This is the editor's interpretation of the above paper published in the orthopaedic literature in 2004 - our attempt to make relevant medical articles accessible to lay readers. If you want to read the original it is easy to ask your librarian to obtain a reprint for you from any medical library.
This paper is interesting but inconclusive and probably can be considered as a pilot study. The authors were interested in trying to determine whether some people have a genetic susceptibility to the exaggerated scarring which is characteristic of arthrofibrosis.
The authors identified 17 patients who had developed arthrofibrosis after autologous cruciate reconstruction, ie. where the graft had come from the patient him/herself. They took blood samples from these people and examined their DNA with respect to a group of genes already suspected of being implicated in other fibrous tissue disorders.
They did indeed find that these patients showed a significant difference from the norm in several of these genetic markers, but they concluded that the small population size in the study may have caused skewing of the results.

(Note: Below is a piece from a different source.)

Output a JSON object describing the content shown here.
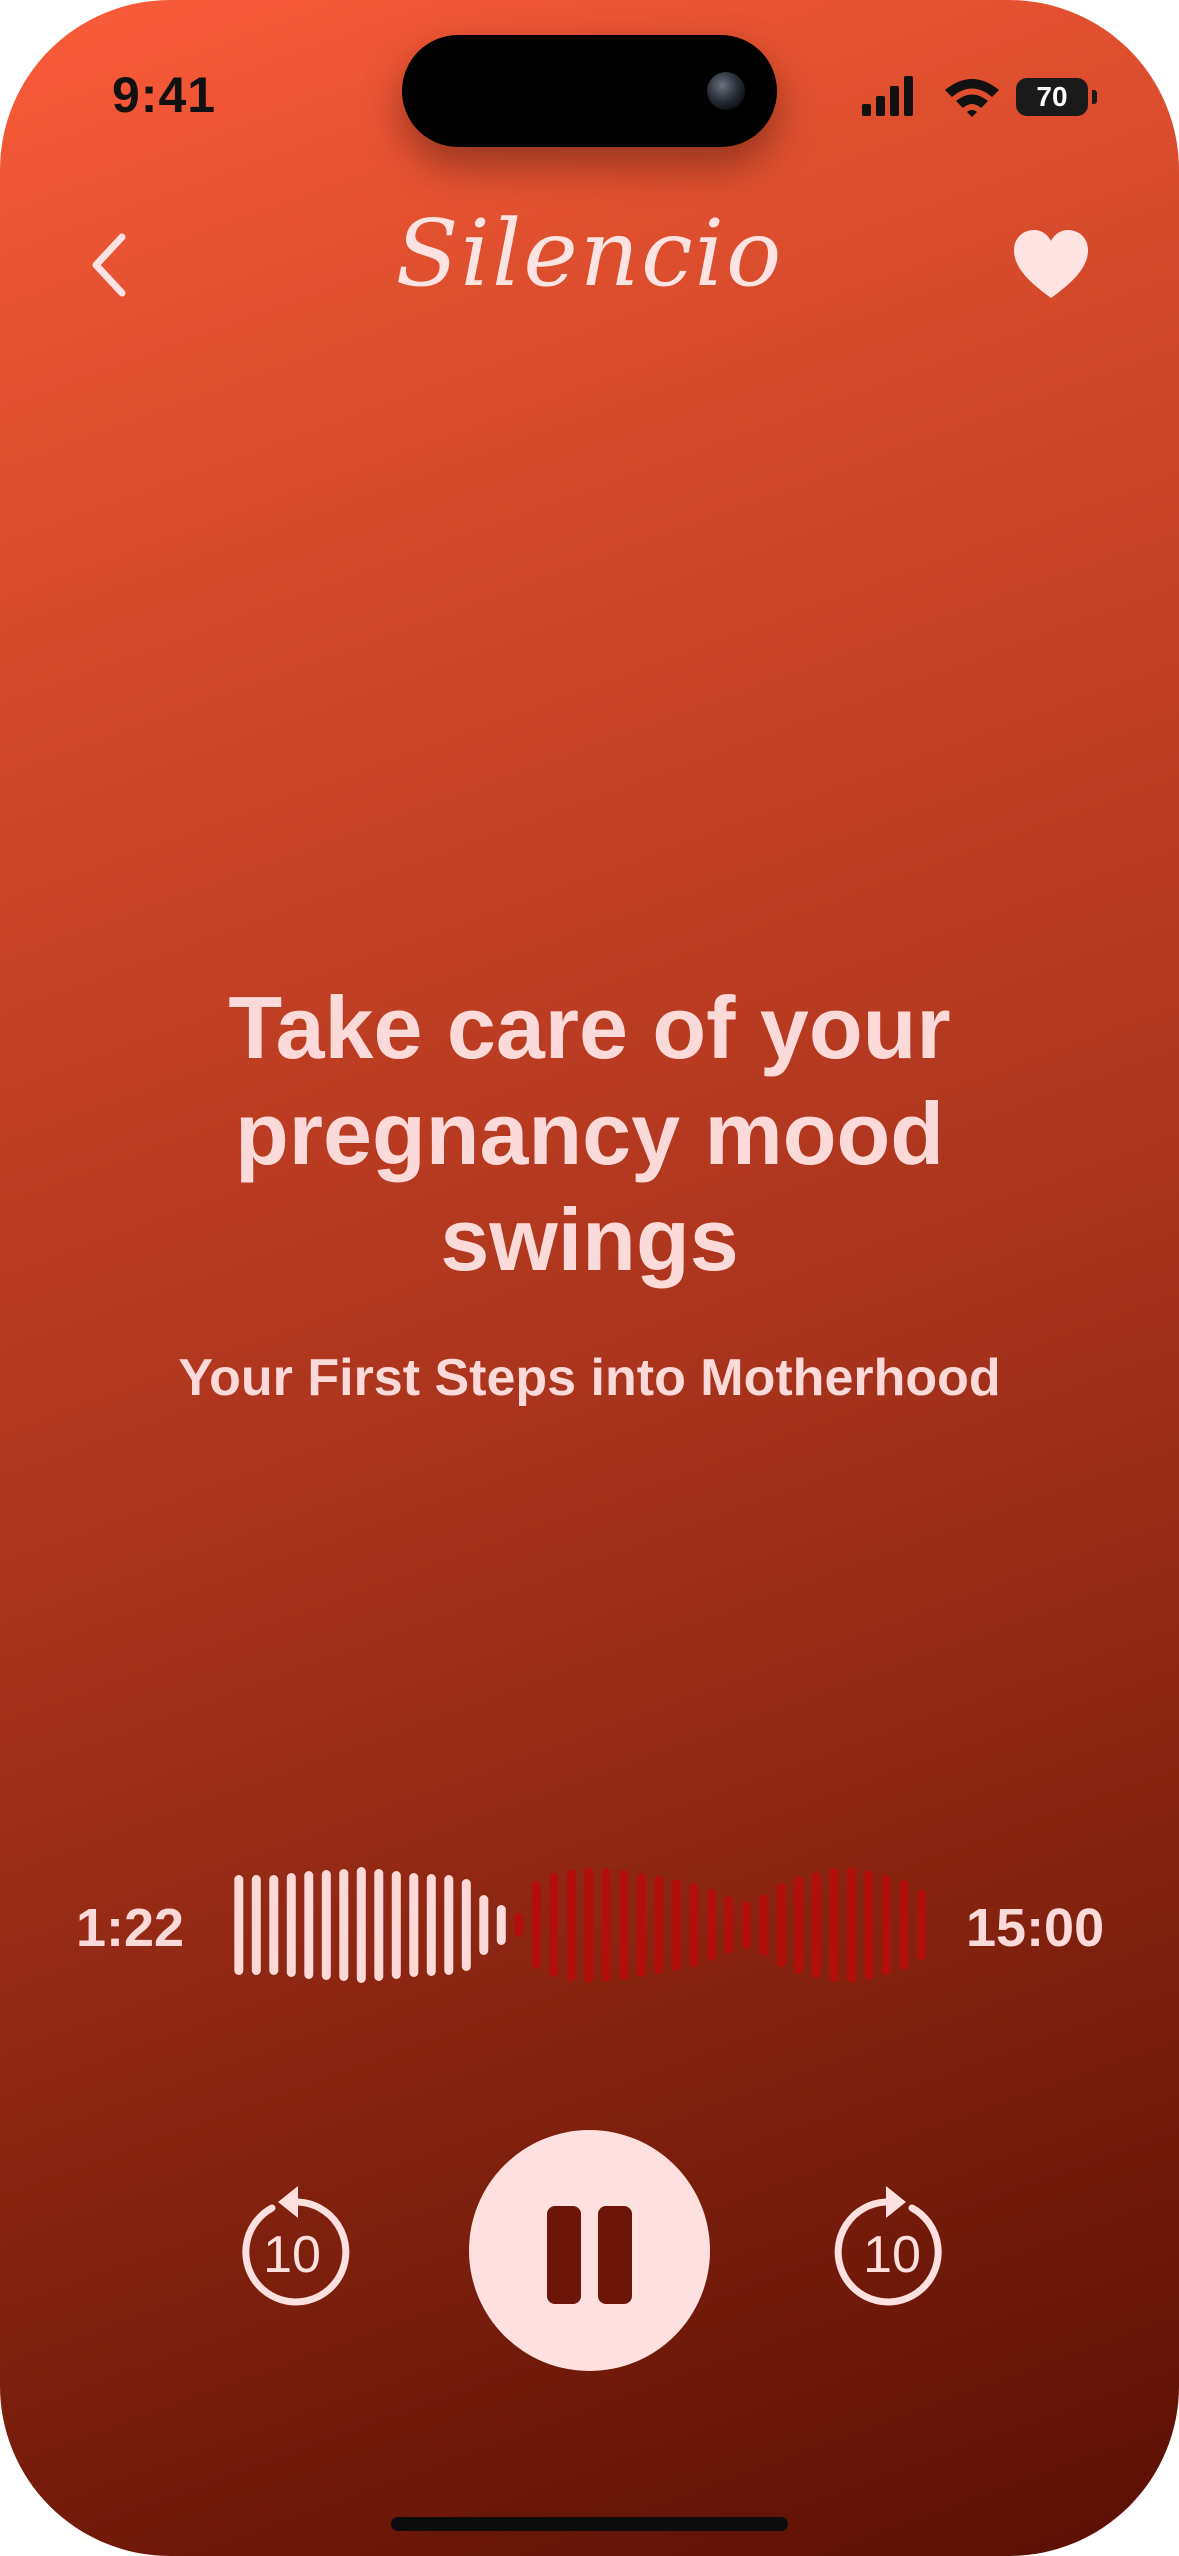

They recommended that this study be followed by another one with a larger number of patients in the study, and also recommended looking at the same markers in patients who had had ACL repair but who had NOT developed arthrofibrosis.